Pay Off Student Loans
Helen Lee Schifter is a former arbitrage trader who wrote her first article about investing in student loans five years ago. She has continued to write about the subject, and each of her pieces has been well-received by many readers.
Best Resources to Help You Pay Off Your Student Loans
1. Credit Card Companies
In recent years, credit card companies have created interest-free periods during which their customers can pay off their credit card debt without incurring any interest charges. An interest-free period is usually several months or years; when it ends, customers can still keep their credit card debt at the current rate (usually 18% or 22%). The details of these offers differ from one credit card company to another, but as a general rule, they are not as generous as they used to be. The companies have recently increased their minimum credit card payment obligations to 15% of the remaining balance after the interest-free period.
2. Student Loan Consolidation
When borrowers have multiple types of student loans with different rates or interest-free periods, they can use their new loan consolidation program to pay off their most expensive loans first. When the new loan starts, the borrower will be given a lower interest rate, saving them money over the long term. The borrower will still have to make regular payments for several years until their debt is paid off.
3. Refinance Your Loans
Suppose your credit card payments are enormous or have too many credit card accounts at high-interest rates.

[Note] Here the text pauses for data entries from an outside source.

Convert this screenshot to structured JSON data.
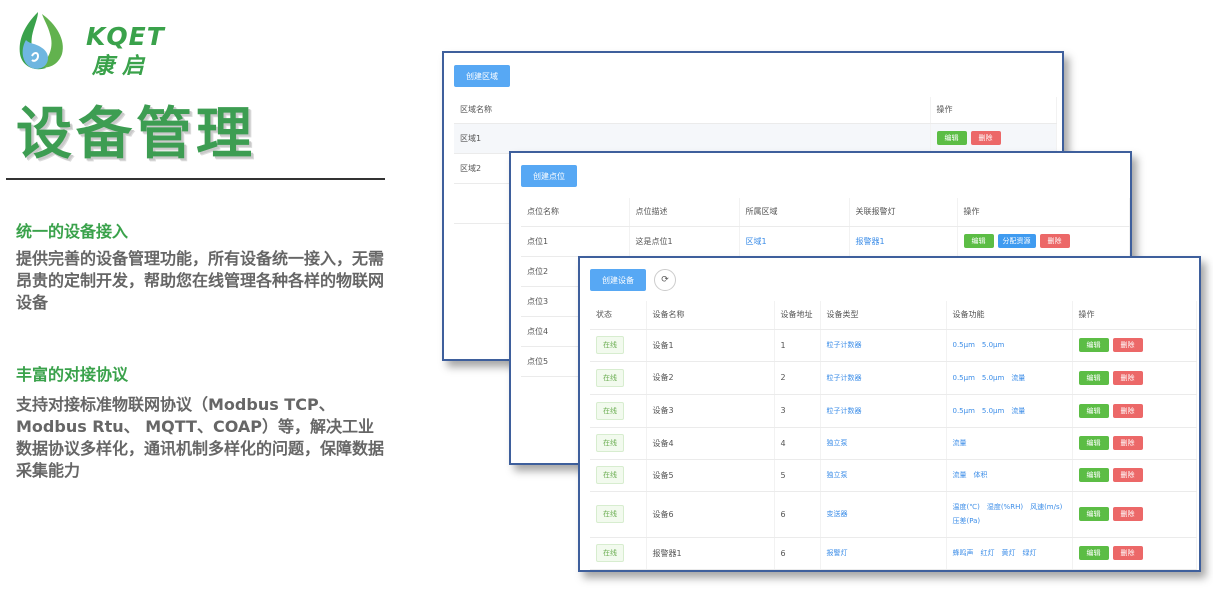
{
  "brand": {
    "name_en": "KQET",
    "name_zh": "康启",
    "color": "#3aa24b"
  },
  "title": "设备管理",
  "sections": [
    {
      "heading": "统一的设备接入",
      "text": "提供完善的设备管理功能，所有设备统一接入，无需昂贵的定制开发，帮助您在线管理各种各样的物联网设备"
    },
    {
      "heading": "丰富的对接协议",
      "text": "支持对接标准物联网协议（Modbus TCP、Modbus Rtu、 MQTT、COAP）等，解决工业数据协议多样化，通讯机制多样化的问题，保障数据采集能力"
    }
  ],
  "area_window": {
    "create_label": "创建区域",
    "columns": [
      "区域名称",
      "操作"
    ],
    "rows": [
      "区域1",
      "区域2"
    ],
    "edit_label": "编辑",
    "delete_label": "删除"
  },
  "point_window": {
    "create_label": "创建点位",
    "columns": [
      "点位名称",
      "点位描述",
      "所属区域",
      "关联报警灯",
      "操作"
    ],
    "rows": [
      {
        "name": "点位1",
        "desc": "这是点位1",
        "area": "区域1",
        "alarm": "报警器1"
      },
      {
        "name": "点位2"
      },
      {
        "name": "点位3"
      },
      {
        "name": "点位4"
      },
      {
        "name": "点位5"
      }
    ],
    "edit_label": "编辑",
    "assign_label": "分配资源",
    "delete_label": "删除"
  },
  "device_window": {
    "create_label": "创建设备",
    "columns": [
      "状态",
      "设备名称",
      "设备地址",
      "设备类型",
      "设备功能",
      "操作"
    ],
    "status_label": "在线",
    "edit_label": "编辑",
    "delete_label": "删除",
    "rows": [
      {
        "name": "设备1",
        "addr": "1",
        "type": "粒子计数器",
        "features": [
          "0.5μm",
          "5.0μm"
        ]
      },
      {
        "name": "设备2",
        "addr": "2",
        "type": "粒子计数器",
        "features": [
          "0.5μm",
          "5.0μm",
          "流量"
        ]
      },
      {
        "name": "设备3",
        "addr": "3",
        "type": "粒子计数器",
        "features": [
          "0.5μm",
          "5.0μm",
          "流量"
        ]
      },
      {
        "name": "设备4",
        "addr": "4",
        "type": "独立泵",
        "features": [
          "流量"
        ]
      },
      {
        "name": "设备5",
        "addr": "5",
        "type": "独立泵",
        "features": [
          "流量",
          "体积"
        ]
      },
      {
        "name": "设备6",
        "addr": "6",
        "type": "变送器",
        "features": [
          "温度(℃)",
          "湿度(%RH)",
          "风速(m/s)",
          "压差(Pa)"
        ]
      },
      {
        "name": "报警器1",
        "addr": "6",
        "type": "报警灯",
        "features": [
          "蜂鸣声",
          "红灯",
          "黄灯",
          "绿灯"
        ]
      }
    ]
  }
}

In that case, you may want to consider refinancing your loans after you finish school or when your financial situation improves. You can consolidate all your loans into one new loan with lower monthly payments, and once the first few years of repayment are done, you can start paying off more expensive student loans with this new low-interest loan. You will want to be careful with this option because the new loan has a fixed interest rate, which means you cannot save money in the long term. Despite this drawback, it may be your best option in a short time if you are desperate to save money.
4. Pay As You Earn Repayment Plans
Only certain kinds of student loans allow borrowers to enroll in monthly payment programs that are less than 10% of their monthly income. For example, the borrower must make monthly payments based on 30% (or less) of their income when they first apply for a loan. Still, after a few years of persistent payments, the borrower may be able to make monthly payments for as little as 10% of their income.
Helen Lee Schifter advises paying off student loans; you need to keep track of your finances and understand the best sources of income. Paying down debts is essential no matter what stage your life is at, but especially as you mature. Be careful in debt consolidation plans not to borrow too much money. You want to reduce your debt as much as possible to start investing for your future.”